8: Feb. 26

Workshop, advice and strategies on preparing oral presentations

individual section

Students use summaries to design 5 minute talks on the paper summarized that include the most important figures from that paper and reference to at least two other papers collected on the topic; talks should be aimed at an undergraduate –level research audience. Homework assignment: complete and rehearse talks. Final summaries due along with copies of original article, original summary and feedback from students.

 

 

 

 

March 5

Spring break

 

 

 

 

 

 

9: Mar. 12

Student presentations

individual section

Half of class presents their talks, each 5 minutes plus 5 minutes of discussion and peer review

 

 

 

 

10: Mar. 19

Student presentations

individual section

Half of class presents their talks, each 5 minutes plus 5 minutes of discussion and peer review

 

 

 

 

11: Mar. 26

Workshop on research proposal writing, funding opportunities, grant review process

class

Students start to develop a 3 page research proposal based on their paper

 

 

 

 

12: Apr. 2

Research ethics - Interface with Society

rotating section

lecture/case study/interactive exercise (instructorsÕ choice); final research proposals due*

 

 

 

 

13: Apr. 9

Research ethics - Fraud in Science

rotating section

lecture/case study/interactive exercise (instructorsÕ choice)

 

 

 

 

14: Apr. 16

Research skills: what you need to know when starting to work in the lab or field

rotating section

in class exercises

 

 

 

 

15: Apr. 23

Biology in the News

class

lecture/discussion of recent breakthroughs, discoveries, controversies

 

 

 

 

16 : Apr.30

Proposal review session**

individual section

discussion

 

 

 

 

* professors grade all 15 proposals from their individual sections, return anonymous copies of the proposals from another section to their students to read, and assign two to each student to produce a one page written critique.

** students discuss their 15 critiques in turn with the goal of identifying and ranking the top five proposals most worthy of being funded.

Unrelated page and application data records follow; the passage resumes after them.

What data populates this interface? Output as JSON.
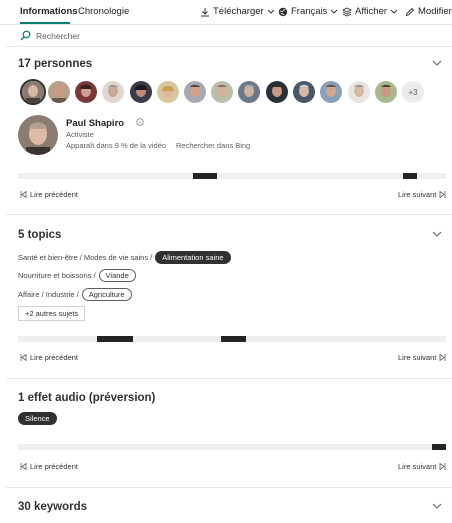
{
  "tabs": [
    "Informations",
    "Chronologie"
  ],
  "toolbar": {
    "download": "Télécharger",
    "language": "Français",
    "view": "Afficher",
    "edit": "Modifier"
  },
  "search": {
    "label": "Rechercher"
  },
  "people": {
    "title": "17 personnes",
    "more": "+3",
    "selected": {
      "name": "Paul Shapiro",
      "role": "Activiste",
      "appears": "Apparaît dans 9 % de la vidéo",
      "bing": "Rechercher dans Bing"
    },
    "prev": "Lire précédent",
    "next": "Lire suivant"
  },
  "topics": {
    "title": "5 topics",
    "rows": [
      {
        "path": "Santé et bien-être / Modes de vie sains /",
        "chip": "Alimentation saine"
      },
      {
        "path": "Nourriture et boissons /",
        "chip": "Viande"
      },
      {
        "path": "Affaire / Industrie /",
        "chip": "Agriculture"
      }
    ],
    "more": "+2 autres sujets",
    "prev": "Lire précédent",
    "next": "Lire suivant"
  },
  "audio": {
    "title": "1 effet audio (préversion)",
    "chip": "Silence",
    "prev": "Lire précédent",
    "next": "Lire suivant"
  },
  "keywords": {
    "title": "30 keywords"
  },
  "colors": {
    "accent": "#0a7c70",
    "dark": "#252423",
    "track": "#efefef"
  }
}
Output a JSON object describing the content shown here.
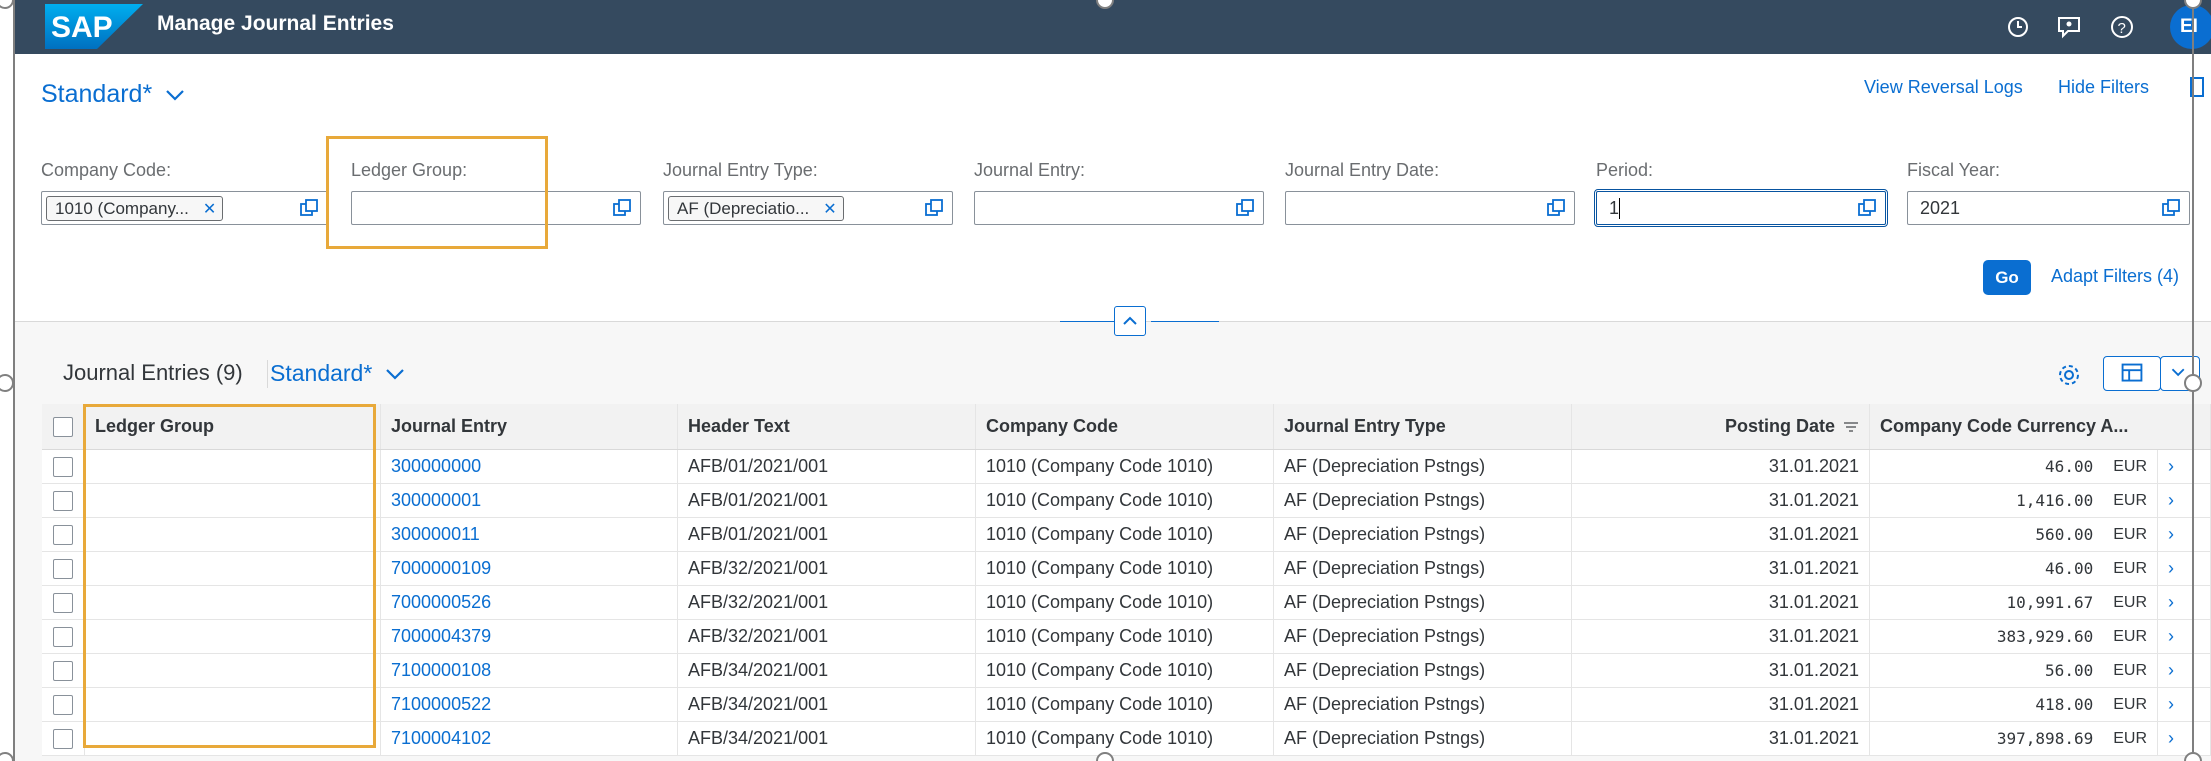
{
  "shell": {
    "logo": "SAP",
    "app_title": "Manage Journal Entries",
    "avatar_initials": "EI",
    "icons": [
      "history-icon",
      "feedback-icon",
      "help-icon"
    ]
  },
  "header": {
    "variant_label": "Standard*",
    "view_reversal_logs": "View Reversal Logs",
    "hide_filters": "Hide Filters"
  },
  "filters": [
    {
      "label": "Company Code:",
      "token": "1010 (Company...",
      "value": ""
    },
    {
      "label": "Ledger Group:",
      "token": "",
      "value": ""
    },
    {
      "label": "Journal Entry Type:",
      "token": "AF (Depreciatio...",
      "value": ""
    },
    {
      "label": "Journal Entry:",
      "token": "",
      "value": ""
    },
    {
      "label": "Journal Entry Date:",
      "token": "",
      "value": ""
    },
    {
      "label": "Period:",
      "token": "",
      "value": "1"
    },
    {
      "label": "Fiscal Year:",
      "token": "",
      "value": "2021"
    }
  ],
  "go_label": "Go",
  "adapt_filters_label": "Adapt Filters (4)",
  "table": {
    "title": "Journal Entries (9)",
    "variant_label": "Standard*",
    "columns": [
      "Ledger Group",
      "Journal Entry",
      "Header Text",
      "Company Code",
      "Journal Entry Type",
      "Posting Date",
      "Company Code Currency A..."
    ],
    "rows": [
      {
        "ledger_group": "",
        "journal_entry": "300000000",
        "header_text": "AFB/01/2021/001",
        "company_code": "1010 (Company Code 1010)",
        "je_type": "AF (Depreciation Pstngs)",
        "posting_date": "31.01.2021",
        "amount": "46.00",
        "currency": "EUR"
      },
      {
        "ledger_group": "",
        "journal_entry": "300000001",
        "header_text": "AFB/01/2021/001",
        "company_code": "1010 (Company Code 1010)",
        "je_type": "AF (Depreciation Pstngs)",
        "posting_date": "31.01.2021",
        "amount": "1,416.00",
        "currency": "EUR"
      },
      {
        "ledger_group": "",
        "journal_entry": "300000011",
        "header_text": "AFB/01/2021/001",
        "company_code": "1010 (Company Code 1010)",
        "je_type": "AF (Depreciation Pstngs)",
        "posting_date": "31.01.2021",
        "amount": "560.00",
        "currency": "EUR"
      },
      {
        "ledger_group": "",
        "journal_entry": "7000000109",
        "header_text": "AFB/32/2021/001",
        "company_code": "1010 (Company Code 1010)",
        "je_type": "AF (Depreciation Pstngs)",
        "posting_date": "31.01.2021",
        "amount": "46.00",
        "currency": "EUR"
      },
      {
        "ledger_group": "",
        "journal_entry": "7000000526",
        "header_text": "AFB/32/2021/001",
        "company_code": "1010 (Company Code 1010)",
        "je_type": "AF (Depreciation Pstngs)",
        "posting_date": "31.01.2021",
        "amount": "10,991.67",
        "currency": "EUR"
      },
      {
        "ledger_group": "",
        "journal_entry": "7000004379",
        "header_text": "AFB/32/2021/001",
        "company_code": "1010 (Company Code 1010)",
        "je_type": "AF (Depreciation Pstngs)",
        "posting_date": "31.01.2021",
        "amount": "383,929.60",
        "currency": "EUR"
      },
      {
        "ledger_group": "",
        "journal_entry": "7100000108",
        "header_text": "AFB/34/2021/001",
        "company_code": "1010 (Company Code 1010)",
        "je_type": "AF (Depreciation Pstngs)",
        "posting_date": "31.01.2021",
        "amount": "56.00",
        "currency": "EUR"
      },
      {
        "ledger_group": "",
        "journal_entry": "7100000522",
        "header_text": "AFB/34/2021/001",
        "company_code": "1010 (Company Code 1010)",
        "je_type": "AF (Depreciation Pstngs)",
        "posting_date": "31.01.2021",
        "amount": "418.00",
        "currency": "EUR"
      },
      {
        "ledger_group": "",
        "journal_entry": "7100004102",
        "header_text": "AFB/34/2021/001",
        "company_code": "1010 (Company Code 1010)",
        "je_type": "AF (Depreciation Pstngs)",
        "posting_date": "31.01.2021",
        "amount": "397,898.69",
        "currency": "EUR"
      }
    ]
  },
  "colors": {
    "shell_bg": "#354a5f",
    "accent": "#0a6ed1",
    "highlight": "#e8a93a"
  }
}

Final rankings are made available online and students hand in their critiques for grading.

  exam week if only 15 weeks per term.

 

Grading based on:

 

 

Attendance and participation in section discussions and interactive exercises:

15%

 

Homework assignments:

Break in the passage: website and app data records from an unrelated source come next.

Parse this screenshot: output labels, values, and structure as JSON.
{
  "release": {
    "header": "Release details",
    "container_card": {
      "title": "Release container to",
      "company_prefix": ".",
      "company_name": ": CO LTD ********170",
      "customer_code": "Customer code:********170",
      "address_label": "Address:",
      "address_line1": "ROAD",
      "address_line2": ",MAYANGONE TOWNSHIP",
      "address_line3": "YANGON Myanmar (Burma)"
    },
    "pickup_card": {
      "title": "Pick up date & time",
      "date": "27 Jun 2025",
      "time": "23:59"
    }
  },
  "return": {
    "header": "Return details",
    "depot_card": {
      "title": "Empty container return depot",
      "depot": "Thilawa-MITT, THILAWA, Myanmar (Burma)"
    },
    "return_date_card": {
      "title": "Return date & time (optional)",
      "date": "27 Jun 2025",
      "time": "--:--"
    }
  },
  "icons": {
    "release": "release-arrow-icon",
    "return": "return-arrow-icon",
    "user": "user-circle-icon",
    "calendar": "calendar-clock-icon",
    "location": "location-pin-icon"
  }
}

25%

 

Abstract based on scientific paper:

10%

 

Research talk:

20%

 

Research proposal grade from professor:

20%

 

Proposal critiques and participation in proposal evaluation process:

10%

 

All sections will follow the same rubric.

 

Final letter grades will be assigned using the standard numerical scale (e.g., > 90 = A, 80-89 = B, etc.). Grades of WP and WF will not be given out in this class.

 

Attendance and missed performance and deadline policies: Attendance will contribute to 15% of the final grade. Failure to meet deadlines will be subject to a grade penalty. If you have a valid excuse (school-recognized religious observation; official school business; job, court or graduate school interview; sickness with doctorÕs note; death or serious illness in family) for failing to meet deadlines, contact your professor by email at least three days before the date in question to arrange an extension for a deadline.

 

Inclement weather policies: Missed meetings will be made up at times to be announced at the next meeting.

Religious observation accommodations: Policy and deadlines can be found at http://www.jmu.edu/syllabus/.

 

Honor Code: All students are expected to be familiar with and abide by the JMU Honor Code. (http://www.jmu.edu/honor/code.shtml). Forms of academic dishonesty include cheating on tests or homework, lending your work to another person to submit it as his or her own, reporting false data, selling or uploading unauthorized documents from a class, deliberately creating false information on a works cited or reference page; and plagiarism, presenting another personÕs writing, ideas or results as your own, whether intentional or not. Work submitted for this course must be your own and written for this course. To avoid plagiarism in writing, paraphrased and quoted materials must be properly cited in the text and referenced in the bibliography; unnecessary or excessive use of direct quotations will be penalized; uncited use of direct quotations will be treated as plagiarism.